“Will John Boehner really blow up a deal for a 1 percent point increase above $1 million?” Orszag said. “The administration has made it clear there has to be at least some increase in marginal tax rates.”
Yesterday Representative Steve King, an Iowa Republican, said Boehner, an Ohio Republican, could probably get a revenue package through the House that curbs deductions and credits for the highest earners and slightly raises rates above the current 35 percent level, as long as it remains short of the 39.6 percent that Obama wants.
“It may not have to be the 39-and-a-half percent number, it could be something less than that,” King said. “If he can squeeze a little more money out of it by closing loopholes I think he’ll make that deal,” he said, referring to the president.
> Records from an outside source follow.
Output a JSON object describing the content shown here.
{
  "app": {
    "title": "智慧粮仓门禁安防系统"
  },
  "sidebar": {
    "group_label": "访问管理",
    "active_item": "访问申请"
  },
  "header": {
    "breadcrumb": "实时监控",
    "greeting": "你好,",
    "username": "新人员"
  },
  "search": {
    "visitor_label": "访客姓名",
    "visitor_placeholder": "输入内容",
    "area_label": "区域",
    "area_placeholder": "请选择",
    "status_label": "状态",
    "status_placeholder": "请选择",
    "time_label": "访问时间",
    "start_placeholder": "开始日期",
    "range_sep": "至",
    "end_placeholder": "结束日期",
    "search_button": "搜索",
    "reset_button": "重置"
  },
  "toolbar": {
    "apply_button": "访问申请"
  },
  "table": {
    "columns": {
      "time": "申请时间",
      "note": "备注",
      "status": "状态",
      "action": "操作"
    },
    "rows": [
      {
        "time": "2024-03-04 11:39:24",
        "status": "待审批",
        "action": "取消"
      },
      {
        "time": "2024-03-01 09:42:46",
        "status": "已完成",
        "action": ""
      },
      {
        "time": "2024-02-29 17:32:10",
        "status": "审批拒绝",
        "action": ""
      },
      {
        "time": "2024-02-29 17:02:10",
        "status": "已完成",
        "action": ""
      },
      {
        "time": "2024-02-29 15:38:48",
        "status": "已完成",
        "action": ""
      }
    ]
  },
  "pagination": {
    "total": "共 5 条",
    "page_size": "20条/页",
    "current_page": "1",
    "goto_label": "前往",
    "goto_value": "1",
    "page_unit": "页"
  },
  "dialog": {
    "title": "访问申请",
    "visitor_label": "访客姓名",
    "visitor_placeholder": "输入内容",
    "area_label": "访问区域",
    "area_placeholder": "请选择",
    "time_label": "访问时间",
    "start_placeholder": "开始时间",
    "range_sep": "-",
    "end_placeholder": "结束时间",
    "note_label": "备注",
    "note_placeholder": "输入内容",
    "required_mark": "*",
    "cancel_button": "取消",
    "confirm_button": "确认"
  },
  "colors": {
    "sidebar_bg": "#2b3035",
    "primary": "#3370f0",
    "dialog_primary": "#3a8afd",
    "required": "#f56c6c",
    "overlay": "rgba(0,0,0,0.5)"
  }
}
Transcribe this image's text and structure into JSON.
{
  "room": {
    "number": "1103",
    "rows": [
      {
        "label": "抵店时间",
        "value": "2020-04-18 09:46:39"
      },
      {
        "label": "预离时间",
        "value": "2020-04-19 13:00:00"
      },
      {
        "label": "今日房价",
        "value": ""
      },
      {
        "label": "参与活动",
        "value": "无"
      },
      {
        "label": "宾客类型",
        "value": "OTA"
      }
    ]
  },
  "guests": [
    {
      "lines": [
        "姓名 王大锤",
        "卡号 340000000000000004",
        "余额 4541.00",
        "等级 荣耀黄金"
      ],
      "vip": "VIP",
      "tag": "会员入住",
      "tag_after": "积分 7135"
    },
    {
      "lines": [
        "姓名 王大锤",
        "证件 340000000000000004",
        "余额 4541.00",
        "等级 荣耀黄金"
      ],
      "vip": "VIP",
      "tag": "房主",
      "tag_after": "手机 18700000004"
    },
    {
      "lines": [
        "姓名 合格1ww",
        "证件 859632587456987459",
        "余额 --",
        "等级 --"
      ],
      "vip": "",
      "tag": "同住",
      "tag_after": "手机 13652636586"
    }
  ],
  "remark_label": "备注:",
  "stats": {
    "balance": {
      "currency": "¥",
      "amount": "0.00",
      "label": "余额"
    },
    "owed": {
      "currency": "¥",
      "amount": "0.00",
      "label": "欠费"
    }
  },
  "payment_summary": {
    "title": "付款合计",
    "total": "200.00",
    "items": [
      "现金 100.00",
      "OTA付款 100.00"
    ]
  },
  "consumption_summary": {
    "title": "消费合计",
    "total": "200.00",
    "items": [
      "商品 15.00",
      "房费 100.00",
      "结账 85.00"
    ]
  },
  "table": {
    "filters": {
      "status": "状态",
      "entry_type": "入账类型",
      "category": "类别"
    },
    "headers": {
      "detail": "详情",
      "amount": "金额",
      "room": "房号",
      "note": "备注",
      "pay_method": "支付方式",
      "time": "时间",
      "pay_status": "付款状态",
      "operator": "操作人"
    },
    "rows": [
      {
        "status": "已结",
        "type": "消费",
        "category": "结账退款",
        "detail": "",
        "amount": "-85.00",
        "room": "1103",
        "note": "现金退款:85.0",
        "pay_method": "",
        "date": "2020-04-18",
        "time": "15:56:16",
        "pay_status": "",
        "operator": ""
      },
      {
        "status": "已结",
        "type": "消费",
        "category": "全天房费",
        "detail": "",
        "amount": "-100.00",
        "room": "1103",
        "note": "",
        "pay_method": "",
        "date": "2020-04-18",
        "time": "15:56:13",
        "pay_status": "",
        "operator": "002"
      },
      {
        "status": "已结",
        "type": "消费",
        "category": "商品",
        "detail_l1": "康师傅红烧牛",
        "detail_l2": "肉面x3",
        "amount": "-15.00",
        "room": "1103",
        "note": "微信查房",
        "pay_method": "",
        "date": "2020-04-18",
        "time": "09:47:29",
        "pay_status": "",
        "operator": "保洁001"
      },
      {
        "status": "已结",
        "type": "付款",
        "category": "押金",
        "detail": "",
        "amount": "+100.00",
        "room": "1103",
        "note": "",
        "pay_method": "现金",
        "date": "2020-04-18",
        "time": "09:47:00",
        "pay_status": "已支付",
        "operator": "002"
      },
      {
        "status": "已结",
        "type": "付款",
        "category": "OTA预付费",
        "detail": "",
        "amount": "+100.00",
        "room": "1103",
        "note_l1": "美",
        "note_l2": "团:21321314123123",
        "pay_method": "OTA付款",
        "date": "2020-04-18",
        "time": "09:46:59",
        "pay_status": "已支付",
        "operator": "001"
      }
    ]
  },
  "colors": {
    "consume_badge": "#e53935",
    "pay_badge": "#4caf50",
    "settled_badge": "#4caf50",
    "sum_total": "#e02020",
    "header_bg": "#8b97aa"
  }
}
While it “will be tough” to get through the House, King said, “there might be enough pressure could come on John Boehner that more votes come from Democrats than Republicans.”
Several congressional aides have suggested that in the event talks fail, both parties in Congress are discussing fallback plans for $60 billion to $100 billion in deficit reduction to replace automatic spending cuts set to take effect in January.
On taxes, the White House has signaled it is prepared to let all of the George W. Bush-era income tax cuts expire at the end of the year if Republicans refuse to limit a tax-cut extension to income below $25,000 a year for married couples.
“We have to ensure that taxes do not go up on middle-class families,” Obama said today. “That is an agenda that Democrats and Republicans and independents, people all across the country, can share.”
Unlike in mid-2011, when talks between Obama and Boehner collapsed, outside market and political forces are bearing down on lawmakers.
Credit ratings agencies including Moody’s Investors Service have said an additional credit downgrade could occur if talks fail. The nonpartisan Congressional Budget Office has warned of a recession in 2013, and Federal Reserve Chairman Ben Bernanke has said he has few options in his tool box should the U.S. suffer an economic shock.
Following a mid-2011 agreement to lift the nation’s borrowing limit that contained $1.2 trillion in Republican-driven spending cuts, and an election where Democrats picked up seats in the House and Senate, the party says it’s well positioned to secure a debt-reduction package weighted mostly toward revenue.
As they try to find a solution both sides can accept, some moves that ease the math complicate the politics.
Republicans oppose higher rates while the limits on tax breaks they prefer generate opposition from interest groups that rely on them, including nonprofit organizations, the home- building industry and residents of high-tax states.
“To get serious revenue, you have to go after the stuff that’s big,” said Alan Viard, resident scholar at the American Enterprise Institute, which favors limited government. “By definition, the stuff that’s really big are the things that people are really using.”
Obama wants $1.6 trillion in higher taxes for top earners over the next decade, achieved through a combination of limits on breaks and higher tax rates on ordinary income, capital gains, dividends and estates.
The biggest question is how many votes of his Republican rank-and-file Boehner could lose to produce a revenue compromise in the House, where he oversees an “unstable majority” that’s rejected spending bills and last year’s debt ceiling increase, said Virginia Representative Gerry Connolly, a Democrat.